possible level can be seen as highly irresponsible.
PAN-Europe started a “formal request” to Commission to protest these massive relaxing of
food standards, but Commission told we were not allowed to do this request (no stance in
court). We however continued and started a case for the European Court in Luxemburg. Court
needs to decide if we have a stance (granted in principle by Arhus convention) or not.
Recent EFSA calculations for MRL’s in a revision programme to go from temporary MRL’s
to final MRL’s shows clearly the level of irresponsibility caused by these temporary MRL’s.
Based on new science, more reliable data calculations (but still without a cumulative risk
assessment!) pesticide residue standards (MRL’s) now massively have to be lowered again.
Shown below you can see that actual EU MRL’s are unsafe and have to be made stricter with
a factor of 10, 100 or even 800. If this is the case for the 15, this might be the case for many
pesticides and many MRL’s which are used now. It is hardly imaginable Commission allowed
this enormous risk for consumers by installing temporary MRL’s.
Active substance Number of MRL’s to be Maximum factor lowered MRL

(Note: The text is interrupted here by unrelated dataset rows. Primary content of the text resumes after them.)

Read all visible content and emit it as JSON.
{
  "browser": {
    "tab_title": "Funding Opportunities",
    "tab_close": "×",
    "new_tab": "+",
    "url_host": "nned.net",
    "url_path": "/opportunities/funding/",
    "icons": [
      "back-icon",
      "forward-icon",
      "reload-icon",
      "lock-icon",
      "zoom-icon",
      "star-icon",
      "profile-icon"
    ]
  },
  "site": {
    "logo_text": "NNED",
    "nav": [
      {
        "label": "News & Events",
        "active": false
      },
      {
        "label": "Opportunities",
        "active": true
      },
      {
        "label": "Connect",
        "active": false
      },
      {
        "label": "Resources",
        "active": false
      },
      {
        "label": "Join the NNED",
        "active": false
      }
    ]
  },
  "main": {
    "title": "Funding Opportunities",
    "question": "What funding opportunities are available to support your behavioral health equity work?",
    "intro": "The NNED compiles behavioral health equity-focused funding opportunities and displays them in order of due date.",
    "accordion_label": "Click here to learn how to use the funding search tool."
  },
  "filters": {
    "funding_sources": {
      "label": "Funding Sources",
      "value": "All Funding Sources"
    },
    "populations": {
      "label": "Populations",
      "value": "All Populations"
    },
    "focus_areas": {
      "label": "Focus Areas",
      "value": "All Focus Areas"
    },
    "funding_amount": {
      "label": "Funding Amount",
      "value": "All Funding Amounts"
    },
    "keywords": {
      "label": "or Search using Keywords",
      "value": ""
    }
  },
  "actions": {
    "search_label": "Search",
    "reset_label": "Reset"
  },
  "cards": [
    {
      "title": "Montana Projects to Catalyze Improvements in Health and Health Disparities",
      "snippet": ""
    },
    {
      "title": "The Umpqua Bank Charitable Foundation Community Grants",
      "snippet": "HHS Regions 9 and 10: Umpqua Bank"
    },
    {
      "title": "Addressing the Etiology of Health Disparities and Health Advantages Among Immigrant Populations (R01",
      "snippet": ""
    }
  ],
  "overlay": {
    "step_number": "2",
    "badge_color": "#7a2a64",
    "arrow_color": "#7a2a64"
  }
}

Methomyl 38 50
Methamidophos 3 50
Fenarimol 3 25
Oxydemeton-methyl 7 10
Pirimiphos-methyl 14 100
Procymidon 20 500
Carbendazim 8 5
Fenamiphos 11 5
Ethephon 4 100
Benfuracarb 5 10
Vinclozolin 30 800
Conclusion: On the moment many tenth of thousands MRL’s in the EU are temporary
MRL’s and -highly probable- a large number of them are unsafe. So without taking
cumulative risk into account, many MRL’s are already unsafe. The extra risk of cumulative
effects adds to that.
There is an urgent need to speed up the implementation of the provisions in the 2005-
Directive and 2009-Regulation to perform cumulative risk assessment from now on. Lessons
learned in the past (DES, lead, asbestos, radiation, smoking, etc) are forgotten again. In all
these cases action was delayed for decades while enough proof of harm was available,
harming the general public unnecessary by waiting for ‘final’ proof.